##### RECORDS FOR THIS TASK #####
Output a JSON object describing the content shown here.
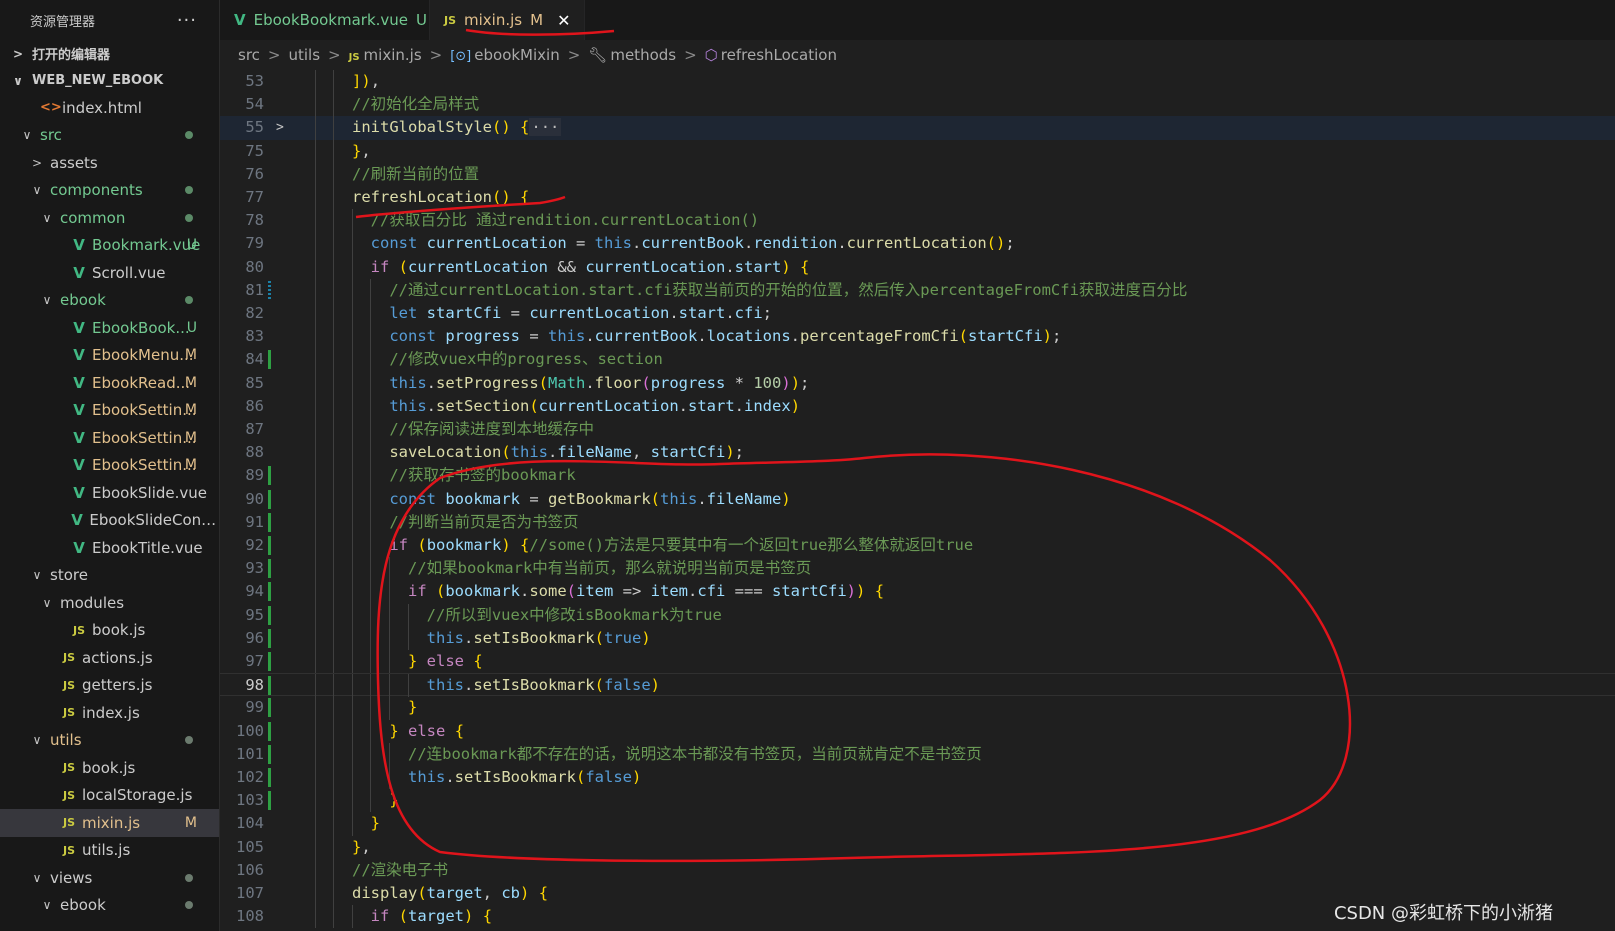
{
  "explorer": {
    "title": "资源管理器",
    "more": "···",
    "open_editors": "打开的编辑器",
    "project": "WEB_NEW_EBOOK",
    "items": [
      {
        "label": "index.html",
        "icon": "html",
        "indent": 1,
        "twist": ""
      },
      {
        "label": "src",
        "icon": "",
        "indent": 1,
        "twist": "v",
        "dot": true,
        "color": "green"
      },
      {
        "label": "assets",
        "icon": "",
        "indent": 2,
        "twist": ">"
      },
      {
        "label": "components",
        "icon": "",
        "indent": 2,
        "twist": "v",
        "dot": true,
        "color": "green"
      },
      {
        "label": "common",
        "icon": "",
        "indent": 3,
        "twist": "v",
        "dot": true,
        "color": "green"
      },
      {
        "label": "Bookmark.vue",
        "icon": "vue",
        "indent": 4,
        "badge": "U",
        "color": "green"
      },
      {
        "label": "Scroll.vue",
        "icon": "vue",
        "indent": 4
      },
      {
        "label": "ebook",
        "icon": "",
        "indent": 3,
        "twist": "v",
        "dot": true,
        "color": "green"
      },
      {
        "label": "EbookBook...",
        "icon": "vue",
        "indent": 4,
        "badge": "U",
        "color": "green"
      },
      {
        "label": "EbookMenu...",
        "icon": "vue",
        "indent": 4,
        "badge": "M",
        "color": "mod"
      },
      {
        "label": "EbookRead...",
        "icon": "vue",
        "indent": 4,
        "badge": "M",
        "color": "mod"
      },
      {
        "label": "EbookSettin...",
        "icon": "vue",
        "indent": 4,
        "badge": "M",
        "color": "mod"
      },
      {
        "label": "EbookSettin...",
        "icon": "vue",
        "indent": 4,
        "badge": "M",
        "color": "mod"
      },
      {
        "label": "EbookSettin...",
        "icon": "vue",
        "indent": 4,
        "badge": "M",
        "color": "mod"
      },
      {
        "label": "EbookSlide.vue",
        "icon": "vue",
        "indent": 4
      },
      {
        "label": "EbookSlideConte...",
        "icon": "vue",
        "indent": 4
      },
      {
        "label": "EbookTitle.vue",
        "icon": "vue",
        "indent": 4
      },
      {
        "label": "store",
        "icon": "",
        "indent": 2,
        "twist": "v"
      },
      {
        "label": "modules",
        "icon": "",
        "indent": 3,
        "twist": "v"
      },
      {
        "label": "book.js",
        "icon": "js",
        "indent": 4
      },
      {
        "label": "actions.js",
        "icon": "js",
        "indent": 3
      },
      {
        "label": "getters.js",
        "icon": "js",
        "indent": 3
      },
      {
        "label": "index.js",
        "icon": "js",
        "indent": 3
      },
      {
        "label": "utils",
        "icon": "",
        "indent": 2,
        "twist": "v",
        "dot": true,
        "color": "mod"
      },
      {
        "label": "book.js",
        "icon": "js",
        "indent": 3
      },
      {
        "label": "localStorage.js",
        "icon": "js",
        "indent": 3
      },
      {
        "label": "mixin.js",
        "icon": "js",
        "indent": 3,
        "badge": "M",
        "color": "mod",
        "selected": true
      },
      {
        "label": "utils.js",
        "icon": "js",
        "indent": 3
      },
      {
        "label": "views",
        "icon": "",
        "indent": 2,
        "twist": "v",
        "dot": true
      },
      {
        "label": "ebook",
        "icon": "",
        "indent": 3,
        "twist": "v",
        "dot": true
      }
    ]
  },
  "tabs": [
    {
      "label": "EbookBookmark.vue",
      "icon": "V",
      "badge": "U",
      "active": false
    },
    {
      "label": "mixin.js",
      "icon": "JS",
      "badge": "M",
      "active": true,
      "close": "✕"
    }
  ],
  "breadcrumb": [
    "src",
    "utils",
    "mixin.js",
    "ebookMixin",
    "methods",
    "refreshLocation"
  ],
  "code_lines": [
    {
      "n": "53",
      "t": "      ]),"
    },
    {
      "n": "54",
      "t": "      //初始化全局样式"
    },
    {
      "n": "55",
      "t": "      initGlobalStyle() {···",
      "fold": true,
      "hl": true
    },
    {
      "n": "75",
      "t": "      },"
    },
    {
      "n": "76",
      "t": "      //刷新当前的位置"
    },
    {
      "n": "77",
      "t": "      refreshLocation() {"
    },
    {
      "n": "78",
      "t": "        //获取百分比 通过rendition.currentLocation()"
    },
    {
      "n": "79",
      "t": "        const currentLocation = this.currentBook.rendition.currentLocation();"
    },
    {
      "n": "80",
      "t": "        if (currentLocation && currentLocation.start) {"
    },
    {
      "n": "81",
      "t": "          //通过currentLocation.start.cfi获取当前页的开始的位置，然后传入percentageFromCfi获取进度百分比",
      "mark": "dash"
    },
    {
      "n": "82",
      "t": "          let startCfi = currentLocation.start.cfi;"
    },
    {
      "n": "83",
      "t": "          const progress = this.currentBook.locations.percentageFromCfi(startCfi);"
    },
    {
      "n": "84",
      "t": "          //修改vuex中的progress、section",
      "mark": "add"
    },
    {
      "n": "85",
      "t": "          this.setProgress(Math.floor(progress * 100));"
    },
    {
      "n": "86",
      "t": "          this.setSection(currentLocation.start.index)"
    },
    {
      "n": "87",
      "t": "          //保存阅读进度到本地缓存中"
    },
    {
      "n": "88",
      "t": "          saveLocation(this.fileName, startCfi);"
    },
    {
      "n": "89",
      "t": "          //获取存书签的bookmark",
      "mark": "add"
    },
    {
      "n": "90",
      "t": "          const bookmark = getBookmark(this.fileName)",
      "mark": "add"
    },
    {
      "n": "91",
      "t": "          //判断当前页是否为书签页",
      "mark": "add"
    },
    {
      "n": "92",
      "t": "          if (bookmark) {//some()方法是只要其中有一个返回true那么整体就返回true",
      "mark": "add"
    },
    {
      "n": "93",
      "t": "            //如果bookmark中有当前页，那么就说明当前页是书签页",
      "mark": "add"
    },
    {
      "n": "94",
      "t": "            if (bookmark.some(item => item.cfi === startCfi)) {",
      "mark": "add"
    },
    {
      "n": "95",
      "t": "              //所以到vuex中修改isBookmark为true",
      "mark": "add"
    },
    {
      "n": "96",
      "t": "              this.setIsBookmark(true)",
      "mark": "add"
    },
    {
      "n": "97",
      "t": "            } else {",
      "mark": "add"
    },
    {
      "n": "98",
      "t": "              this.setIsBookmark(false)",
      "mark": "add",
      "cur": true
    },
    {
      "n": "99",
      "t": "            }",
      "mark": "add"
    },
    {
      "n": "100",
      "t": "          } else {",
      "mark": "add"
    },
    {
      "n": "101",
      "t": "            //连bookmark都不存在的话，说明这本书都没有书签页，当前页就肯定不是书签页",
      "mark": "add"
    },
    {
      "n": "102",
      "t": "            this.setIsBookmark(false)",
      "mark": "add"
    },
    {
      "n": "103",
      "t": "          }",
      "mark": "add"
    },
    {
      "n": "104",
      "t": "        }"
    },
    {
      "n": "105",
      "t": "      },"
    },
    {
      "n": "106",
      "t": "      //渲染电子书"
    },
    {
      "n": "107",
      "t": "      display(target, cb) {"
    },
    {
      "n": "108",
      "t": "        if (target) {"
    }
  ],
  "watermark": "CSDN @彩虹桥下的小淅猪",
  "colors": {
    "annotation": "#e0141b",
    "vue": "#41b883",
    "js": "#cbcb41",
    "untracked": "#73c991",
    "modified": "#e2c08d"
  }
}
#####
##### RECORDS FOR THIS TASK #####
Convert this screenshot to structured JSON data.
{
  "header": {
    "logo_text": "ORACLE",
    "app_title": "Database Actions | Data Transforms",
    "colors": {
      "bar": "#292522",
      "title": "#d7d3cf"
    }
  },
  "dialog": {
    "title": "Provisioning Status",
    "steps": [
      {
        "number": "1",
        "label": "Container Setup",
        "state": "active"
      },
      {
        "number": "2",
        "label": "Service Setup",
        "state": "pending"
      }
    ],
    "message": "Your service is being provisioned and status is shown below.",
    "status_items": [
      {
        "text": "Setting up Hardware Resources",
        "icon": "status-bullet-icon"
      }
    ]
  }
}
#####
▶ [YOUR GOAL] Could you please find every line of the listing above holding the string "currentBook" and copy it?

▶ [TASK RESULT]
      "t": "        const currentLocation = this.currentBook.rendition.currentLocation();"
      "t": "          const progress = this.currentBook.locations.percentageFromCfi(startCfi);"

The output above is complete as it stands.